So Facebook’s $5B settlement became official Wednesday morning. Notably, they had to make a bunch of governance concessions — with privacy front and center. Primarily, Mark Zuckerberg will be legally liable now for such compliance as he has to sign off on quarterly reports. Here’s a quick overview of the terms:
- Appoint a “Chief Privacy Officer for Product” to oversee a newly required privacy protection program.
- Publicly disclose when the data of 500 or more users has been exposed in a way that violates its terms.
- Bar the use of phone numbers, when they are provided for security features like two-factor authentication, to target advertising or share them with third parties.
- Take steps to protect the security of user passwords.
- Notify and obtain consent from users when creating a template for facial recognition based on their faces.
- Have CEO Mark Zuckerberg sign off on quarterly compliance reports.
As always, not everyone’s satisfied. Here’s FTC commissioner Rebecca Kelly Slaughter’s dissenting statement. Her primary concerns:
(1) The negotiated civil penalty is insufficient under the applicable statutory factors we are charged with weighing for order violators: injury to the public, ability to pay, eliminating the benefits derived from the violation, and vindicating the authority of the FTC.
(2) While the order includes some encouraging injunctive relief, I am skeptical that its terms will have a meaningful disciplining effect on how Facebook treats data and privacy. Specifically, I cannot view the order as adequately deterrent without both meaningful limitations on how Facebook collects, uses, and shares data and public transparency regarding Facebook’s data use and order compliance.
(3) Finally, my deepest concern with this order is that its release of Facebook and its officers from legal liability is far too broad.
One thing is clear though — the prevailing political and societal headwinds march toward a direction very much aligned with the globaliD vision.
Here’s Facebook’s blog post on the matter — Mark Zuckerberg. Excerpt:
As part of this settlement, we’re bringing our privacy controls more in line with our financial controls under the Sarbanes-Oxley legislation.
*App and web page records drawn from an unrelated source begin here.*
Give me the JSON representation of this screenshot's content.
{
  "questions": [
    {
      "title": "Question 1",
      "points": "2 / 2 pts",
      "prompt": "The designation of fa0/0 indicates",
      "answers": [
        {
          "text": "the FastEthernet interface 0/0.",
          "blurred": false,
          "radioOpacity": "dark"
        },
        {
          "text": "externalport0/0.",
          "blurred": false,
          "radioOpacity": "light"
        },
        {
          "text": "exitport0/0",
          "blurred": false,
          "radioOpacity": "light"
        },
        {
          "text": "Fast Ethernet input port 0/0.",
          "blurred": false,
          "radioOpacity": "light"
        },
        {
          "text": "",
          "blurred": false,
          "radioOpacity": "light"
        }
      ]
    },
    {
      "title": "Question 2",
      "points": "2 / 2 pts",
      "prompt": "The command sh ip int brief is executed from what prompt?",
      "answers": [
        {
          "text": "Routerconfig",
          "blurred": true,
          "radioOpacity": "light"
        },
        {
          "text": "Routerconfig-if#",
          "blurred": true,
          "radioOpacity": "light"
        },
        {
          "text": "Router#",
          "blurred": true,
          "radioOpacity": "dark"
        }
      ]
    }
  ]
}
Our executives, including me, will have to certify that all of the work we oversee meets our privacy commitments. Just as we have an audit committee of our board to oversee our financial controls, we’ll set up a new privacy committee of our board that will oversee our privacy program. We’ve also asked one of our most experienced product leaders to take on the role of Chief Privacy Officer for Products.
To implement this, we’ll have to review our technical systems to document any privacy risks and how we’re handling them. Going forward, when we ship a new feature that uses data, or modify an existing feature to use data in new ways, we’ll have to document any risks and the steps we’re taking to mitigate them. We expect it will take hundreds of engineers and more than a thousand people across our company to do this important work. And we expect it will take longer to build new products following this process going forward.
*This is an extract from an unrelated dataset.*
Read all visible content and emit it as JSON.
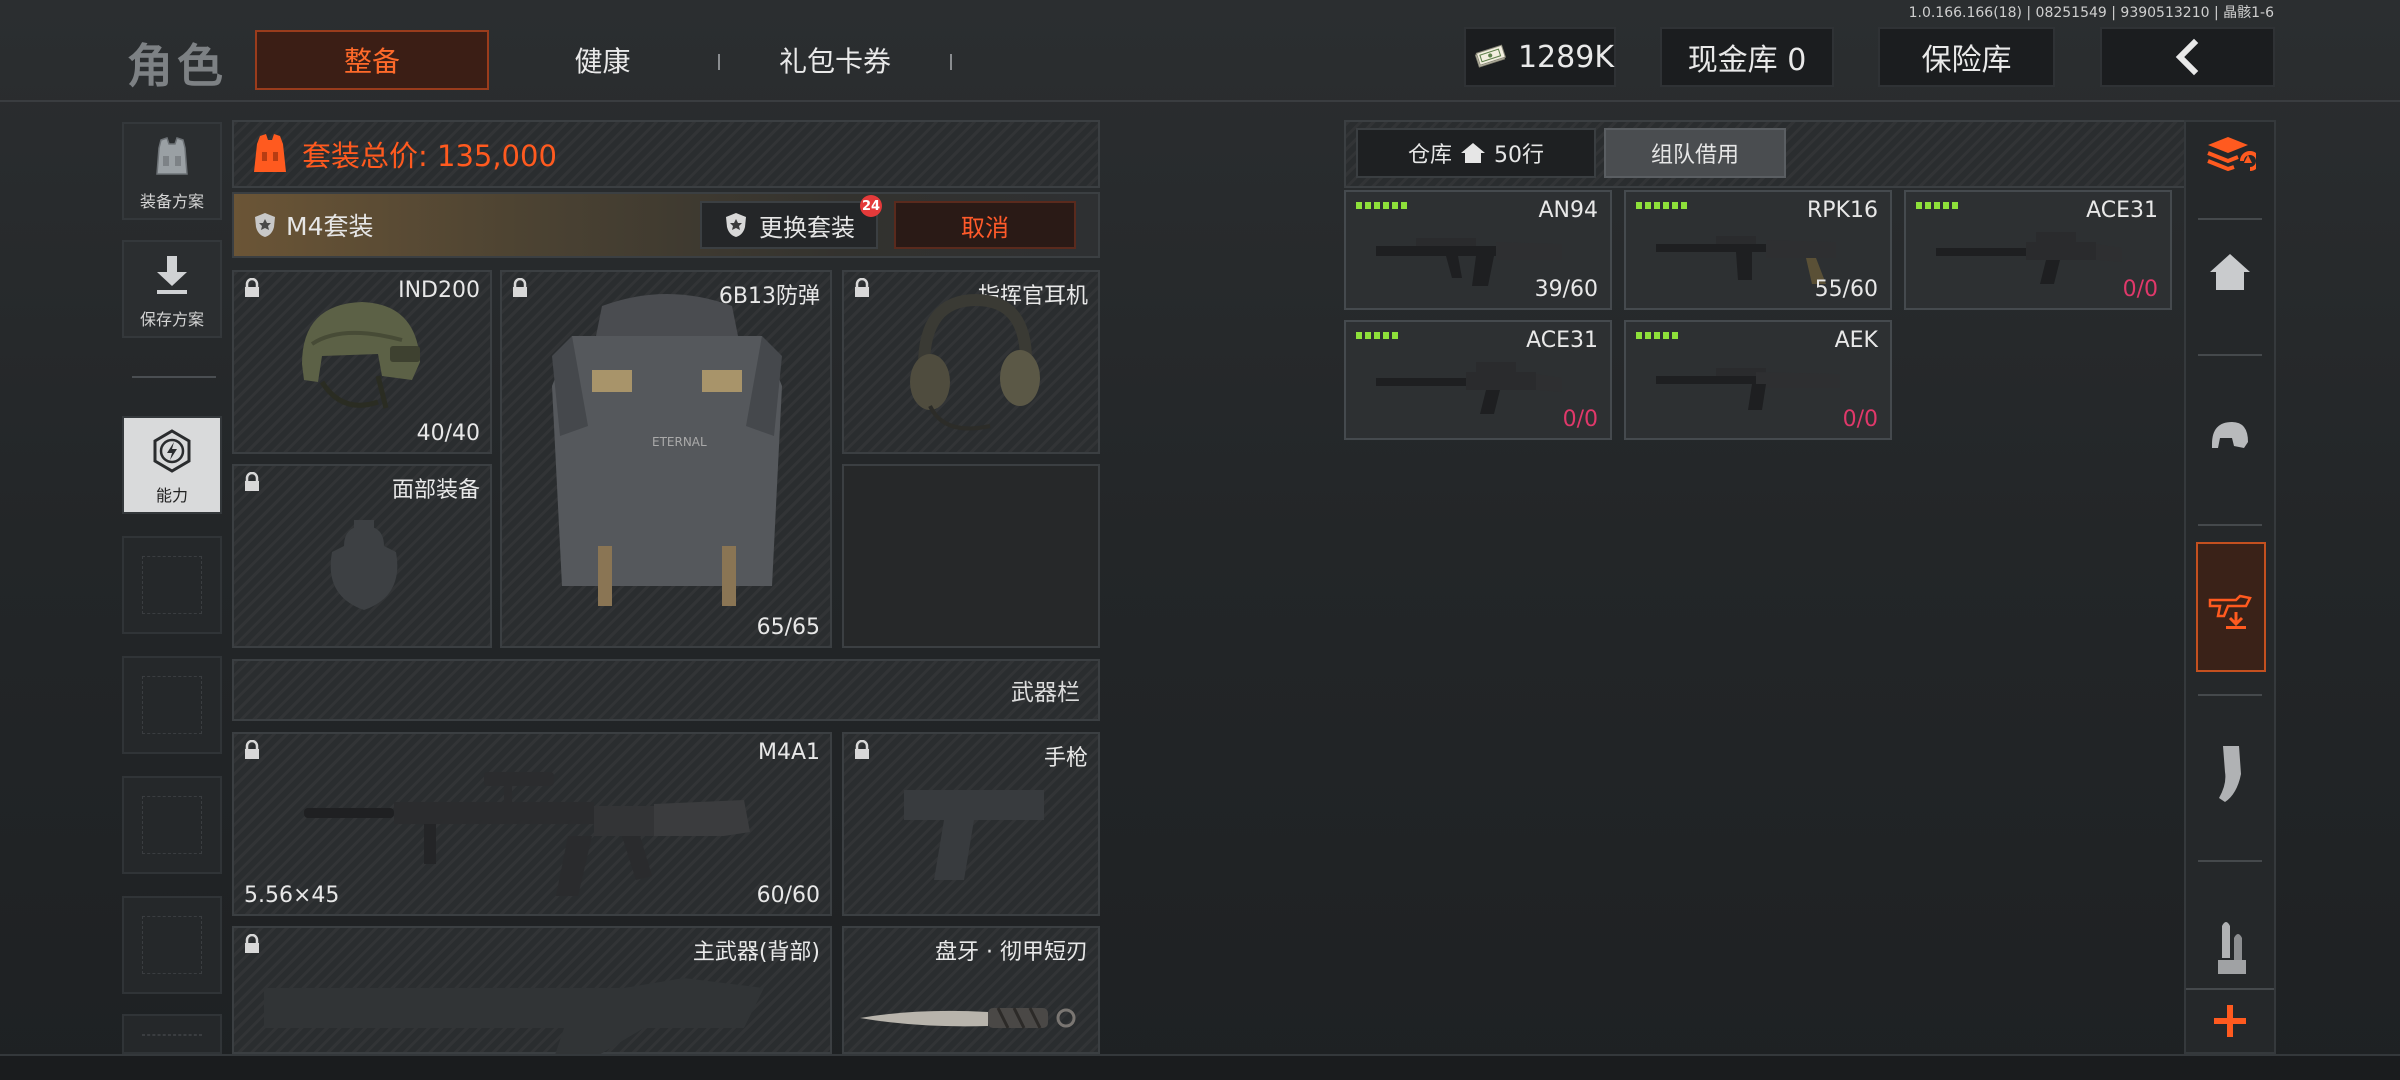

The Great Hack | Netflix Official Site (new documentary on Cambridge Analytica scandal)
4. Antitrust for big tech
The FTC wasn’t done there though with their latest initiative being revealed later that day — antitrust for big tech. (The Justice Department is looking into the matter as well.) Here’s the NYT — Facebook Antitrust Inquiry Shows Big Tech’s Freewheeling Era Is Past:
Hours later, Facebook also disclosed that it was the target of an antitrust investigation by the F.T.C. While the agency was known to be looking into the company and whether it had used its reach and clout to reduce competition, a formal investigation starts a more intensive phase of examination. The company also confirmed that the Justice Department had contacted it this month as part of the agency’s sweeping antitrust review of the tech giants, which it made public on Tuesday.
The developments highlighted the new reality for big tech companies: Scrutiny from regulators and lawmakers has become a constant.
5. This week in Libra
David birch on Libra: KYC or KYZ?
6. This week in identity
7. This week in blockchain
8. The invention of money
And finally, here’s a super fun piece from the New Yorker:
Greg Kidd — Co-Founder and CEO, globaliD
Rebecca Schwartz — Product Manager, globaliD
Craig Dalton—Bike Index, Hard Yaka